> Even though the Canon Ixus cameras aren't mass storage
> still have to mount the USB file system.
> Try this as root, it seemed to get my little Ixus talking and working
> with gtkam.
> modprobe usb-uhci
> mount -t usbdevfs usb /proc/bus/usb
That's useful, and links to the even more broadly useful USB
I've been working with USB on my laptop, since my wife gave me
a 32 MB
Easy Disk flash-memory drive, a cute plastic thing on a keychain fob. It
needs the usb-uhci and usb-storage drivers (impliedly also usbcore). At
which point, one can do:
# mount -o uid=1000,gid=1000,noatime -t vfat /dev/sda /mnt/fob/
(where 1000 is my own login account's UID and GID).
Note: That command (or anything like it) always returns:
mount: block device /dev/sda is write-protected, mounting read-only
Two points about that:
(1) I think the automatic read-only mounting default is
protect the device against early failure from wear: Flash memory is
good for about 10,000 write cycles. This is also why I mount using
"noatime": Otherwise, even as routine an operation as "ls" would cause

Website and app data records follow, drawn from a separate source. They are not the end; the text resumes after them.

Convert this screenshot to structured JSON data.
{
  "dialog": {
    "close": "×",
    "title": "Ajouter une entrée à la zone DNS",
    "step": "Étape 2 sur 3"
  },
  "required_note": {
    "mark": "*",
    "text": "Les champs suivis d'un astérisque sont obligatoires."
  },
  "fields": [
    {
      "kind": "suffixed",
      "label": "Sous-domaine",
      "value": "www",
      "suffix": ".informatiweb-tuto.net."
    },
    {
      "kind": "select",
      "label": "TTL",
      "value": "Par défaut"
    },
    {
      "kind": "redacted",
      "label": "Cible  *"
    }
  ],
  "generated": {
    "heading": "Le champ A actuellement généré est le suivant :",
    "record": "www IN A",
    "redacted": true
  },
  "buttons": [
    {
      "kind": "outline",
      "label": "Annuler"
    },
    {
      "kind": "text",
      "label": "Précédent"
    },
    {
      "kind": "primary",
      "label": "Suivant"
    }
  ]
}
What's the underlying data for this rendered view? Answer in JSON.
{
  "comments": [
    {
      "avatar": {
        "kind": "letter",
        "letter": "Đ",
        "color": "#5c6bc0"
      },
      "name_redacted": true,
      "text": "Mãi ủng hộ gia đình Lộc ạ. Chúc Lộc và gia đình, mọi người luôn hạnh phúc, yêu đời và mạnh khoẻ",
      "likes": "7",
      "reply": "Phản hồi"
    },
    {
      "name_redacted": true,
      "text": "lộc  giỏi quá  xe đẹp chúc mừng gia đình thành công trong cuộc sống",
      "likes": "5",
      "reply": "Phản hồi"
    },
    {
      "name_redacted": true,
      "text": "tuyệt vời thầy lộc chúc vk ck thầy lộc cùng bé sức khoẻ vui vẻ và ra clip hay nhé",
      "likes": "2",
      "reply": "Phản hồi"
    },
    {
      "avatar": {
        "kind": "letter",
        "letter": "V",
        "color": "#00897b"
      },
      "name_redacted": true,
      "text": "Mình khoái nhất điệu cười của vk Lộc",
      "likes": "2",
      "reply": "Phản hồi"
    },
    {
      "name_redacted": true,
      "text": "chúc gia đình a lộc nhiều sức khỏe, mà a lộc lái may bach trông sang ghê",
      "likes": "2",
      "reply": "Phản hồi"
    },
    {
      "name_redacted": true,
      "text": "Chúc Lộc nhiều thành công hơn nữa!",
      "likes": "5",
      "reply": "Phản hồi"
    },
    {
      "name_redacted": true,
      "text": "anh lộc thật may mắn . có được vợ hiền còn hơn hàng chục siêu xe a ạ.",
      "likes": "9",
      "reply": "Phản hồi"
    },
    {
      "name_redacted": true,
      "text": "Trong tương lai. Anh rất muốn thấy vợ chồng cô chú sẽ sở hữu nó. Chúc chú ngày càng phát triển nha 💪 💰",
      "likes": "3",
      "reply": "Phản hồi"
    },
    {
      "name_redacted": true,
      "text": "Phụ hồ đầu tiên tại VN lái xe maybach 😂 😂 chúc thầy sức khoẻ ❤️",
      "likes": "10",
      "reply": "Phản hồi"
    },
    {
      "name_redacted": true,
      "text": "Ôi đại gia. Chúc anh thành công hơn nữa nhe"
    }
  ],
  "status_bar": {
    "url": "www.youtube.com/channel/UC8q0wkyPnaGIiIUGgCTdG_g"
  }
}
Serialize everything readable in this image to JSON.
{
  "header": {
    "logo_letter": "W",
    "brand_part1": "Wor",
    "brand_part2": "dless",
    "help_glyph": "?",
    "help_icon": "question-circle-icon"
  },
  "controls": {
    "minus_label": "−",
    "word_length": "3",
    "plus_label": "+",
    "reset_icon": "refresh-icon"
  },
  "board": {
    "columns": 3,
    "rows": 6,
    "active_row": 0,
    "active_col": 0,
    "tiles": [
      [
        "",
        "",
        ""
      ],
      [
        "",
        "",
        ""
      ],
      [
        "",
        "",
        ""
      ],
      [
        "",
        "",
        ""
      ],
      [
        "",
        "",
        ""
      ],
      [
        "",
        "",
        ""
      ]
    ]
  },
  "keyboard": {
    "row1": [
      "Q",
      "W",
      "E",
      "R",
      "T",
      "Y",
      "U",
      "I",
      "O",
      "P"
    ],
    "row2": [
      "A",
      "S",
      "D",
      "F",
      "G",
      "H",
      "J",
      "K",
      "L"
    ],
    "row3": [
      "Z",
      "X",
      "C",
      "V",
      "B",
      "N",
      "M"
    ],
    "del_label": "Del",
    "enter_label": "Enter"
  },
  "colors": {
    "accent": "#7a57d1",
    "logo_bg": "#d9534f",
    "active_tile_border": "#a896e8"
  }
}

a write in the form of updating atime (access time).
(2) The Easy Disk appears to be treated like a floppy disk
instead of a
hard drive, which is why it's sda instead of sda1. I.e., the block
device it's addressed via cannot be partitioned.
Therefore, attempting "fdisk /dev/sda" returns...
# fdisk /dev/sda
You will not be able to write the partition table.
...because of this device-class consideration (and is the same
you'd get from attempting "fdisk /dev/fd0").
To enable write access after initial mounting, do:
# mount -o rw,remount /mnt/fob
The mount options cited previously can and should be put in
/dev/sda /mnt/fob vfat uid=1000,gid=1000,user,noauto,noatime 0 0
Cheers, Founding member of the Hyphenation Society, a grassroots-based,
Rick Moen not-for-profit, locally-owned-and-operated, cooperatively-managed,
firstname.lastname@example.org modern-American-English-usage-improvement association.